Summary: Fourth quarter is looming in front of you—bonuses at work, gifts for family and friends at home, — overthinking everything. The benefits of putting your career on hold, even for a brief time, are essential. It’s equally important to do something positive.
Dear Dr. Sylvia,
I don’t have time to stop. Even taking time to write this is barely possible.
For example, every day, I drink my coffee, munch on my protein bar, finish the report or make the next call, all at the same time.
Most importantly, once in a while, I look at the clock, put my computer on sleep mode, and walk away from my desk.
However, I need to rethink those few minutes of break time to stay more focused and even make better decisions.
Stress management programs for leaders are needed now more than ever.
Moreover, you always have some odd and interesting ideas on what to do to stay healthy and happy.
Now is your chance to make me a better person.
Smart and Ready
Dear Smart and Ready,
Above all, your question is vital for keeping your calm, balanced, and cheerful disposition during this era of constant change.
Furthermore, I have an insightful program you can do online; it’s a stress management program for leaders.
Above all, I believe all of us, whether at the front of a team, a newbie who is just learning, or those ready to retire, need to have the best methods for, as I like to say, learning to practice safe stress.
Learn to “practice safe stress” to stay healthy (maybe even wealthy).
Back to taking a coffee, tea, chai, or water break during the day.
Here is a significant benefit that research shows can happen when you change your thinking about the importance of taking that much-needed break.
In her Harvard Business Review article (May 2012), Charlotte Fritz found that coffee breaks don’t boost productivity.
Here is the important part: That break is worthless unless you acknowledge a colleague.
See, I told you science says to take that break and tells you what to do to feel good. Yup, say something nice to someone, and you are the beneficiary.
When you feel good after doing something positive for someone else, you feel better. Here’s why.
It’s called “the helper’s high.”
You know, or at least you have been told, how great people feel when they master a run of two or three miles.
Sweaty and smiling, they have developed the “runner’s high.”
The helper’s high, like a runner’s high, starts to flood your body with endorphins, and yes, you feel, well… high!
Interesting that taking time to think about and appreciate someone else can make you faster and wiser in your work.
Guess what you were told as a kid about being kind and respectful and acknowledging someone else makes a difference, not just to them. You also become a recipient of goodwill.
Do you agree?
Yet, you ask, “Hey, what if I’m in “the zone” do I just stop to sip some java and call someone to tell them they are great?”

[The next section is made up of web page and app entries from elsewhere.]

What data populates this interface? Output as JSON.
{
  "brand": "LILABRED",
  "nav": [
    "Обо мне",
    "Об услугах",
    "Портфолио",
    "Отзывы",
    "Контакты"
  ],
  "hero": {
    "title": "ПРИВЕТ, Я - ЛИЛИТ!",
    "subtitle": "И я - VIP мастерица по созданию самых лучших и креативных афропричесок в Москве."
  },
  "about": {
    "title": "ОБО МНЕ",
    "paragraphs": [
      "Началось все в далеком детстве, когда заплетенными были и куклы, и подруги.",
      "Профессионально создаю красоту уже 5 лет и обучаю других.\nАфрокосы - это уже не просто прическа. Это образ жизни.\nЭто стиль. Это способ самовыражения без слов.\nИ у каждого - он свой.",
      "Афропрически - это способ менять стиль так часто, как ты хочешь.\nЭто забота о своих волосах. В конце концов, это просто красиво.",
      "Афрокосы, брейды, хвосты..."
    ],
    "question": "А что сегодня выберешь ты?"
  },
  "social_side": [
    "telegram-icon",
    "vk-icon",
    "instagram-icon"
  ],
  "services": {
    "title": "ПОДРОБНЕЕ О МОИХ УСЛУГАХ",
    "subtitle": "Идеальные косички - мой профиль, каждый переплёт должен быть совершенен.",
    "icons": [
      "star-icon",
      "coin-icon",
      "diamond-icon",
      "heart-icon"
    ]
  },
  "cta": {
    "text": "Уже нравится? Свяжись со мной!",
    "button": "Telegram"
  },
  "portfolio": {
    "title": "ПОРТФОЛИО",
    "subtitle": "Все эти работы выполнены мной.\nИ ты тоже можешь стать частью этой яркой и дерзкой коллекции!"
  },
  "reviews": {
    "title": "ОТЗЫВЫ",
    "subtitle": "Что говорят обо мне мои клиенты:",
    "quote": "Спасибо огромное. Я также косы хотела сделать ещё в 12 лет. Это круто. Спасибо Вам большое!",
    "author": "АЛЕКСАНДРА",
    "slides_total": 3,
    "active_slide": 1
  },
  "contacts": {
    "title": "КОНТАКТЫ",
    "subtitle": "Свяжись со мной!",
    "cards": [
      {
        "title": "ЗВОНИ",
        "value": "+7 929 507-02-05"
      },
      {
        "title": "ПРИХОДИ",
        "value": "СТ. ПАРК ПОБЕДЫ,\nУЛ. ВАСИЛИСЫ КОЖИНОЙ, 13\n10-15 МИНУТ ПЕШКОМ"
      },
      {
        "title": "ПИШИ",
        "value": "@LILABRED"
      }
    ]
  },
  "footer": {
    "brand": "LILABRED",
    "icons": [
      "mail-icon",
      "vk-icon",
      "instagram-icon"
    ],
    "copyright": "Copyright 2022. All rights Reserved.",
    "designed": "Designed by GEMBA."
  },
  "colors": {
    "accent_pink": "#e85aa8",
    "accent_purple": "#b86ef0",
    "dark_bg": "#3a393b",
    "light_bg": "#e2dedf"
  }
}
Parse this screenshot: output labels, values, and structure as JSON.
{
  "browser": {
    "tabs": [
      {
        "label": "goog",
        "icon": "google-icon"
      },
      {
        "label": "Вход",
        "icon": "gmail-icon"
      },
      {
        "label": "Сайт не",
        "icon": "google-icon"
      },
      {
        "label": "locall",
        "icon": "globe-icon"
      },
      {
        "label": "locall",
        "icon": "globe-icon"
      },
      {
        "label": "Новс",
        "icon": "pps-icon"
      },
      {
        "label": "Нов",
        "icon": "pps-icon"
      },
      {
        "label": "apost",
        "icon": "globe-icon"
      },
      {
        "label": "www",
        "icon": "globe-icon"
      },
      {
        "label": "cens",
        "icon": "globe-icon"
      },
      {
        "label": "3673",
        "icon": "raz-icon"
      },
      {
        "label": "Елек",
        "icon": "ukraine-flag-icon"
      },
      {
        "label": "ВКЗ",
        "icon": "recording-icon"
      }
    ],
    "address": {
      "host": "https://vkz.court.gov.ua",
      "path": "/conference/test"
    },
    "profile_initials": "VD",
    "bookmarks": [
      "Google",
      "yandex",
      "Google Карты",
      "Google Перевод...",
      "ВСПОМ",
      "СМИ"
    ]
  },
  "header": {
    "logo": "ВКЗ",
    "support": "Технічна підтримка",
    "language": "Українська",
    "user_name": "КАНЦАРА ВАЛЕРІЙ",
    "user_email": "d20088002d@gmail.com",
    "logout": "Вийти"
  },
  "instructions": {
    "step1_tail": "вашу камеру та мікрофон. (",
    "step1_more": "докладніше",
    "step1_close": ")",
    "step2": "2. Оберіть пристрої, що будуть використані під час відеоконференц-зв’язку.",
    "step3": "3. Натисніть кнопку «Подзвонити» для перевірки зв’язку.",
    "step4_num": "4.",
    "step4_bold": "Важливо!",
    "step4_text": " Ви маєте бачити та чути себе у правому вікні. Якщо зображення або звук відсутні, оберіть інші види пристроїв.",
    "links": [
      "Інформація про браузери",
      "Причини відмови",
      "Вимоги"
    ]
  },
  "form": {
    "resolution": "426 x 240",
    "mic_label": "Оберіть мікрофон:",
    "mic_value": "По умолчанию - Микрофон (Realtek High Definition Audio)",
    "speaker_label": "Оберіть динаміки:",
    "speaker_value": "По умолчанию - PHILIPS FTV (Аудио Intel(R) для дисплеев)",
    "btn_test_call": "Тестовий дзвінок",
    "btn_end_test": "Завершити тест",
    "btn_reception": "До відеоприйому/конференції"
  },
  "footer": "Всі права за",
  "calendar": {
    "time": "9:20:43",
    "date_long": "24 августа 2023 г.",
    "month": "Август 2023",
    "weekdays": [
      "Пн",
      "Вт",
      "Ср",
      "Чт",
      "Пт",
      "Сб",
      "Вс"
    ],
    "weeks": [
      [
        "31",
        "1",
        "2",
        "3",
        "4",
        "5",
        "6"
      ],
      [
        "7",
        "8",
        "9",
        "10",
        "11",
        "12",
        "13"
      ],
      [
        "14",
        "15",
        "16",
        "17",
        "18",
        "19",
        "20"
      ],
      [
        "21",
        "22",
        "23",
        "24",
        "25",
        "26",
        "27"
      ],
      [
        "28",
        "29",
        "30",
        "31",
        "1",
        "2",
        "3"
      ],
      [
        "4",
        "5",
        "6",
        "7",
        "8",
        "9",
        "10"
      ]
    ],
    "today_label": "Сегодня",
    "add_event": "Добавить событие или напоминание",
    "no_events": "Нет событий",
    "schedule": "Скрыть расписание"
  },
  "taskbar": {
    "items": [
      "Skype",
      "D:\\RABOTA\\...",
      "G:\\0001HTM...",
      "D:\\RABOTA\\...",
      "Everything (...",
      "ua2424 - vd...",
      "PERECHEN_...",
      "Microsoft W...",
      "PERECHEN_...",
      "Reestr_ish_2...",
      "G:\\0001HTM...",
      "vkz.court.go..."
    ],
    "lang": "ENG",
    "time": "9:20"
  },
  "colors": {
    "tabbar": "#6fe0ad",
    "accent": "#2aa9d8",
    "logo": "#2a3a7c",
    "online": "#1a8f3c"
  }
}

The answer is yes.
Stress management programs for leaders offer ways to transform outdated behavior patterns.
You know that nothing lasts forever. When you’re in the groove, it feels so good. Your proposal or project looks like the gold standard, and thinking is easy. Then suddenly, all the great ideas seem to fade away. Why?
Ultimately, you can blame it on your brain.
Over the eons, our ancestors learned to focus on survival. However, there was a need to track all types of information simultaneously. Where is the bear, where is the food, where is the storm headed, and where are the kids? It was always hard to focus on one thing, and guess what? It still is.
As a result, they couldn’t, and you can’t sustain focus on only one thing for a long time.
Please work with your brain; treat it like a colleague.
Work with your brain, see it as your friend, and give it what it needs. There is the focused mode (paying attention to making sure the numbers add up) and the diffused mode (staring out the window and daydreaming).
Both have their place. And when you need to take that break also, do something else.
Reach out and touch someone with your kind words.
It is important to remember, reach out and touch someone. Do this with a kind word, a high five, or a fist bump.
In conclusion, research shows you should take breaks every ninety minutes. Think about all the quick notes of acknowledgment you can do in a day, a week or a month. Your popularity will go to incredible heights.
And by the way, don’t forget to call your mother!
Here’s to your success,
PS. Want more tips and tools for less stress? Watch the Stress Mastery Masterclass. I hope it will intrigue you enough to join the 4 module online program that includes coaching. Now, as I suggest, call your mother, father, sister, brother, or someone who matters to you.